6- Synthesis and catalysis under mechanochemical conditions
Through hydrophobic effects at the solid state, α-, β-, and γ-CDs were modified on their challenging secondary face by mechanosynthesis at room temperature using a laboratory scale ball-mill. Mono-(2,3-manno-epoxide) α-, β-, and γ-CDs were subsequently synthesized by ball-milling a mixture of monotosylated α-, β-, and γ-CDs, respectively, and KOH.
Mechanochemistry also proves effective for Greener Paal-Knorr pyrrole synthesis. Relative to traditional Paal–Knorr methodologies, various N-substituted pyrroles were obtained in very short reaction times. By reaction with unreactive diketones, desymmetrized aliphatic and aromatic compounds were also synthesized.

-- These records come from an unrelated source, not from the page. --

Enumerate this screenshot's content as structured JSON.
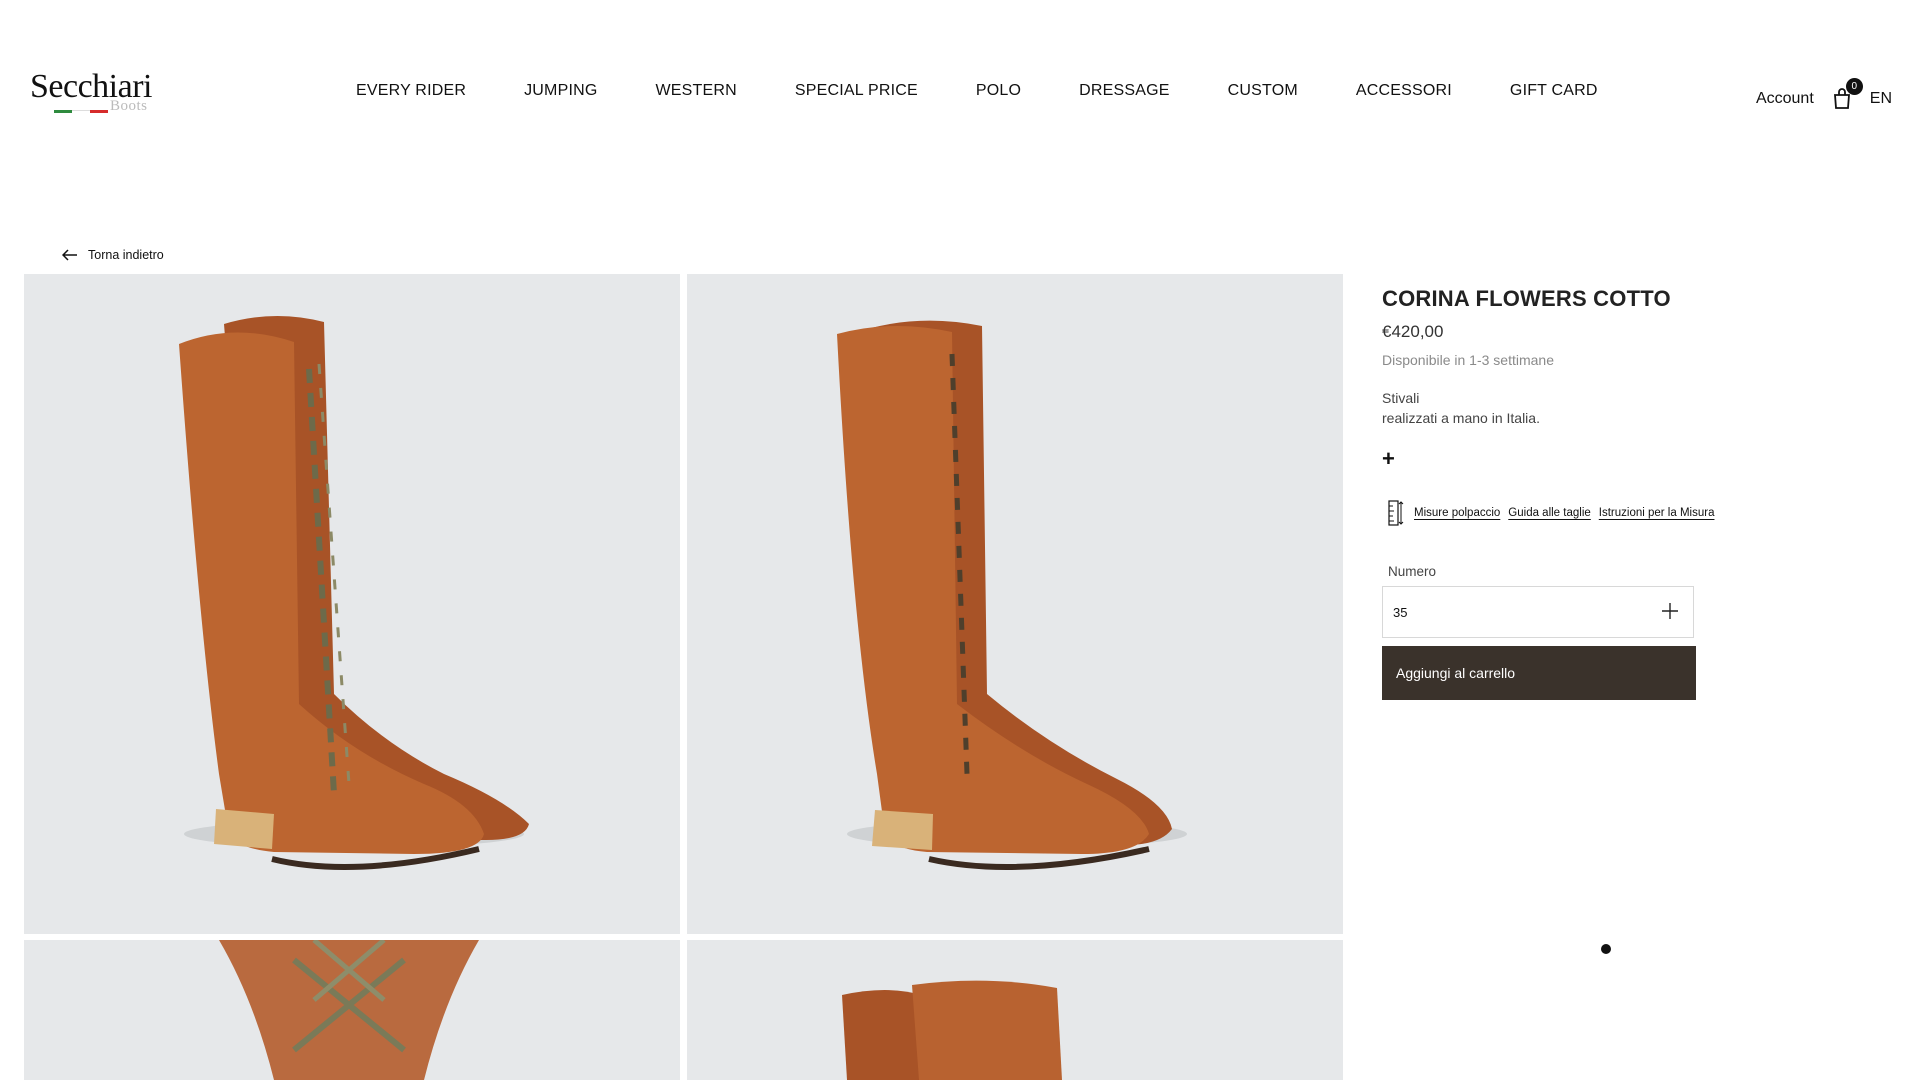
{
  "header": {
    "logo_text": "Secchiari",
    "logo_sub": "Boots",
    "flag_colors": [
      "#2e8b3e",
      "#ffffff",
      "#d62b2b"
    ],
    "nav": [
      "EVERY RIDER",
      "JUMPING",
      "WESTERN",
      "SPECIAL PRICE",
      "POLO",
      "DRESSAGE",
      "CUSTOM",
      "ACCESSORI",
      "GIFT CARD"
    ],
    "account_label": "Account",
    "cart_count": "0",
    "lang_label": "EN"
  },
  "back_label": "Torna indietro",
  "product": {
    "title": "CORINA FLOWERS COTTO",
    "price": "€420,00",
    "availability": "Disponibile in 1-3 settimane",
    "description_line1": "Stivali",
    "description_line2": "realizzati a mano in Italia.",
    "expand_symbol": "+",
    "size_links": [
      "Misure polpaccio",
      "Guida alle taglie",
      "Istruzioni per la Misura"
    ],
    "size_label": "Numero",
    "size_value": "35",
    "add_to_cart_label": "Aggiungi al carrello"
  },
  "colors": {
    "leather": "#b5612d",
    "image_bg": "#e6e8ea",
    "button_bg": "#3a322b"
  },
  "icons": [
    "arrow-left-icon",
    "cart-icon",
    "ruler-icon",
    "plus-icon"
  ]
}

We also explore the role of CDs and other saccharide additives in the mechanosynthesis of gold nanoparticles (AuNPs) and their use as catalysts in the reduction of substituted nitrobenzene derivatives into their corresponding aniline products. CDs not only allow for the stabilization of the AuNPs but also help diffuse a substrate within a solid mixture via supramolecular means, and orient the chemical reaction to the selective formation of aniline derivatives. the catalytic system could be recycled over three consecutive runs without significant loss in activity, thus highlighting the efficacy of the combination of mechanochemistry, supramolecular chemistry, and catalysis.